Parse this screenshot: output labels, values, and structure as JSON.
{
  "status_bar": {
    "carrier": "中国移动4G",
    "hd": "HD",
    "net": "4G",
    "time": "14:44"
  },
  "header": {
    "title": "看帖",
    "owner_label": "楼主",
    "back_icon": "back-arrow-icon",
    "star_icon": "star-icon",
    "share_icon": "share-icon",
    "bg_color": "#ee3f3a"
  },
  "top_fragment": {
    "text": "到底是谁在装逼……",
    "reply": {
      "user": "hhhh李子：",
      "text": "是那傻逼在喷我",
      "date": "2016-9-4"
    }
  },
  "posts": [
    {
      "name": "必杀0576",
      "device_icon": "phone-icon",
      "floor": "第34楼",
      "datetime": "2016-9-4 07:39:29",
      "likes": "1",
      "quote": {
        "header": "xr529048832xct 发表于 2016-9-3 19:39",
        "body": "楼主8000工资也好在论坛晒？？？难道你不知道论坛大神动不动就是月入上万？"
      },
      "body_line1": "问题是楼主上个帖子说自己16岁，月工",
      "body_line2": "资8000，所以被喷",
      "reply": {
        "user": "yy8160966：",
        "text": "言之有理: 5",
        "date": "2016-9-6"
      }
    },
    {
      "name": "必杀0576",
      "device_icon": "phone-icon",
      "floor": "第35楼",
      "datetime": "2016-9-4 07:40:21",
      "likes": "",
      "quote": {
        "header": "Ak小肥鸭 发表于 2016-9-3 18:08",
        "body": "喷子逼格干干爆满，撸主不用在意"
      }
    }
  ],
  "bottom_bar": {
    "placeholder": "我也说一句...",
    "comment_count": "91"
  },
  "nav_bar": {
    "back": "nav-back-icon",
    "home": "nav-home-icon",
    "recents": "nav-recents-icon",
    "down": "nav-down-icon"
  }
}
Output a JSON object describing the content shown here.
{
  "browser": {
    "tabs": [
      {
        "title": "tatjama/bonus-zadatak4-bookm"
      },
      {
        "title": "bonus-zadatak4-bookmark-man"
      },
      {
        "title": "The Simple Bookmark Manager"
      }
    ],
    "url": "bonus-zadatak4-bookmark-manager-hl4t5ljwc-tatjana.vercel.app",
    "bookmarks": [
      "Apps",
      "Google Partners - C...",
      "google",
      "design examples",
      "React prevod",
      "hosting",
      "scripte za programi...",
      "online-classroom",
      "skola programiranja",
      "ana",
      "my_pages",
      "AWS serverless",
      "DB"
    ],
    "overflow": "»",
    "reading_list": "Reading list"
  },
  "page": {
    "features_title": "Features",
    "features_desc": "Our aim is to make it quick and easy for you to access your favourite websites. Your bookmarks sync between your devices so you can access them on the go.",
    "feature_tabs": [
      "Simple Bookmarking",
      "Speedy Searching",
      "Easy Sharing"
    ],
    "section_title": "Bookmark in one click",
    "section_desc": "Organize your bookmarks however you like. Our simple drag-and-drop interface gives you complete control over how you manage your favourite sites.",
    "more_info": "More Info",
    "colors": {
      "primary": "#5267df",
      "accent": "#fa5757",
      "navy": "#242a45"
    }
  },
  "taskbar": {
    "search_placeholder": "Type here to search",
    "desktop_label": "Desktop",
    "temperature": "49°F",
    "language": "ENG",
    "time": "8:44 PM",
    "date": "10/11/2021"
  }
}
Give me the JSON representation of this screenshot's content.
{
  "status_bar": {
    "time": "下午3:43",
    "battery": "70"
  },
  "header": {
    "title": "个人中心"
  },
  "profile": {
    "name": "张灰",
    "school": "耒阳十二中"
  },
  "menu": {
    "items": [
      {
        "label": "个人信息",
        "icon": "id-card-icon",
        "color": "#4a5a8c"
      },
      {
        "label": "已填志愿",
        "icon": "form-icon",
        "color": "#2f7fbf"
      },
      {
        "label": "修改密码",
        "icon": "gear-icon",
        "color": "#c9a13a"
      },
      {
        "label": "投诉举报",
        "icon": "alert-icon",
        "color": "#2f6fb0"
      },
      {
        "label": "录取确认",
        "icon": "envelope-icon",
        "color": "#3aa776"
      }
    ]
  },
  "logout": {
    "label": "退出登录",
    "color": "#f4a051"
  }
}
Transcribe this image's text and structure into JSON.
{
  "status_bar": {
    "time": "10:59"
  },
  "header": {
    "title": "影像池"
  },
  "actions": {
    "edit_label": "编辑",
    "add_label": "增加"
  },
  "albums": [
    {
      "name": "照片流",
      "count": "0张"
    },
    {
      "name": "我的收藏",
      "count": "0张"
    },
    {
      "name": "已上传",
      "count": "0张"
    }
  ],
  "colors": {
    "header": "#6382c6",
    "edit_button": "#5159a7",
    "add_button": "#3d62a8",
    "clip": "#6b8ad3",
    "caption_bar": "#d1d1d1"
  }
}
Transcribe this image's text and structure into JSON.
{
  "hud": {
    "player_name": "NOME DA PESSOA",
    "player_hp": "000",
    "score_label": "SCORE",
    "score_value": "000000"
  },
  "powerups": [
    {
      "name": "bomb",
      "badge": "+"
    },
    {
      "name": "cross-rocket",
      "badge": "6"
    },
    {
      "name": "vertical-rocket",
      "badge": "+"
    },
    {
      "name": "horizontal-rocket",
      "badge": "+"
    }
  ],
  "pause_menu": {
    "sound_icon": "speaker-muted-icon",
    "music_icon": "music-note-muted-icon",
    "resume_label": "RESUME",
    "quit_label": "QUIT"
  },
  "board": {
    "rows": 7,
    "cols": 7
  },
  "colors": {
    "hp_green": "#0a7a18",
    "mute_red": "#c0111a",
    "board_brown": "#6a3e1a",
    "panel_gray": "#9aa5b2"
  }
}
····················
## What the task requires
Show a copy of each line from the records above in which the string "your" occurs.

## Reply
    "features_desc": "Our aim is to make it quick and easy for you to access your favourite websites. Your bookmarks sync between your devices so you can access them on the go.",
    "section_desc": "Organize your bookmarks however you like. Our simple drag-and-drop interface gives you complete control over how you manage your favourite sites.",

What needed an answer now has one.